majority of commercial farmers will not be able to plant crops this season,” the CFU chief said.
79 year-old farmer kicked out
Meanwhile, a 79-year-old White farmer is due to appear in a Zimbabwean court on Thursday on claims that she disobeyed a court order two weeks ago to vacate her farm. Hester Theron has been living on the 2 000 hectare farm near Beatrice, situated south of Harare since 1957. She faces six months in prison if she fails to leave the farm.
Theron was found guilty of illegally occupying the prize farm, Friedenthal Farm, since 2007. Hester Theron said she expected that the court would finally order her to leave the farm. “I will have to go and stay in Harare, but I will take everything. I will leave them nothing!” Apart from a large diary, houses, buildings and other huge improvements were added over the years, including a permanent irrigation system.
President Mugabe recently said the land grabs that drove thousands of White farmers and their Black workers off the land in Zimbabwe over the past decade were the “best thing that could have ever have happened to an African country”.
A huge gap

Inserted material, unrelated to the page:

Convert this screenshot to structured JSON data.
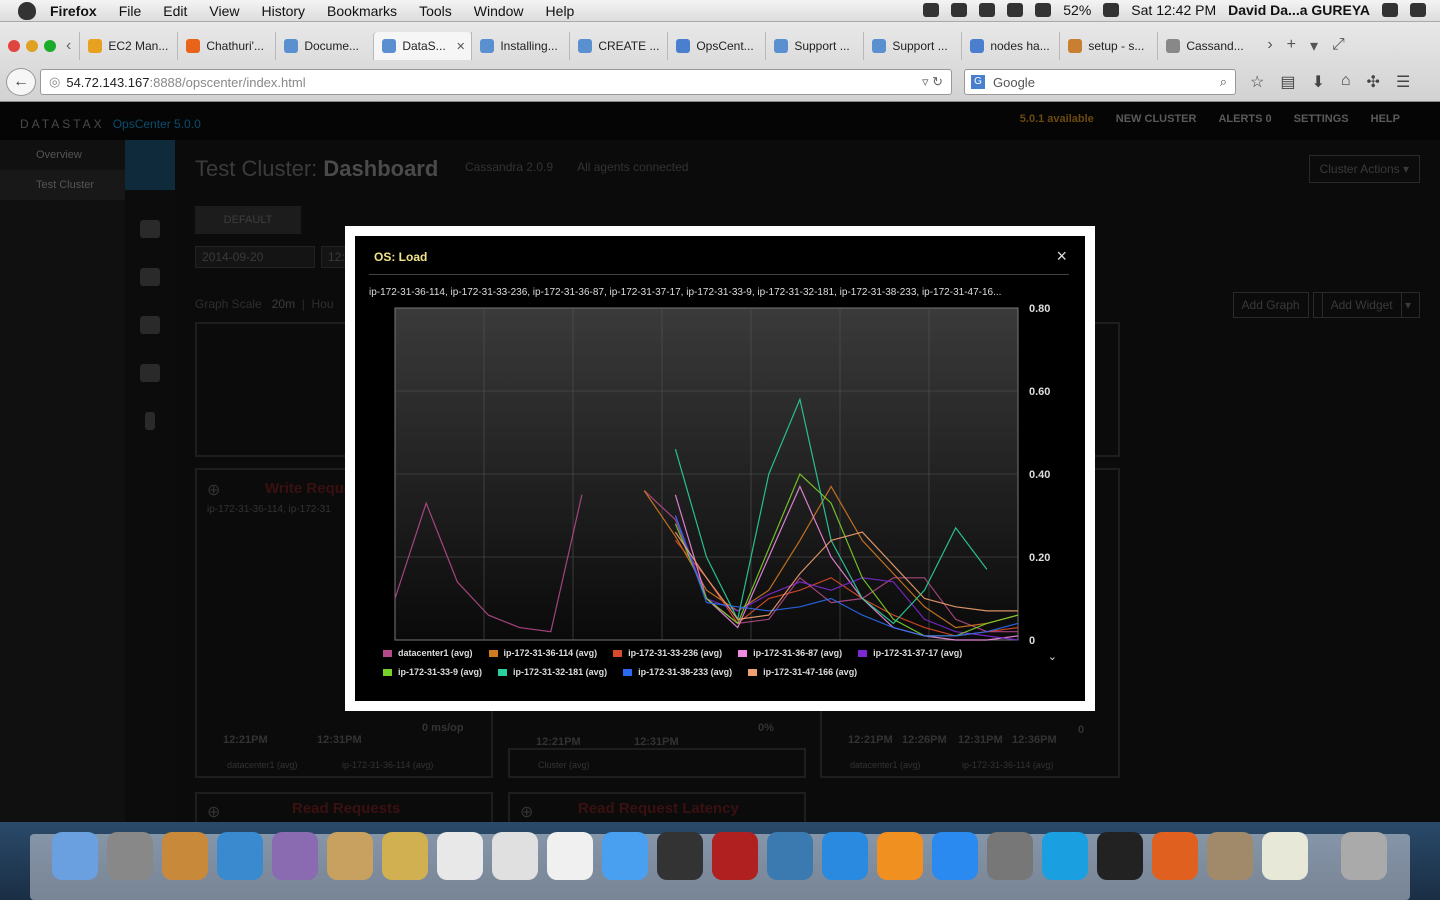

Agricultural production has plunged since the year 2000 when Mugabe began seizing White-owned commercial farms for redistribution to Black farmers deprived of land under previous white minority governments. For example an estimated tonnage of the staple maize crop for the 2009/10 season was just 500 000 metric tonnes, down from more than two million tones at the beginning of Mugabe’s controversial land reform
programme in 2000.
Agricultural permanent secretary Ngoni Masoka says government has managed to raise only US$5.7 million out of $48 million it had planned to use to fund agricultural production this season. “Only US$5.7 million out of a total provision of US$48 million having been released as at 30 September 2009,” Masoka told Parliament’s portfolio committee on agriculture.
He added: “A total of 1 200 000 tonnes of fertiliser were required for the 2009/2010 season. To date only 44 percent has been mobilised through private sector partnerships and donor assistance, leaving a huge gap which will adversely impact on productivity.”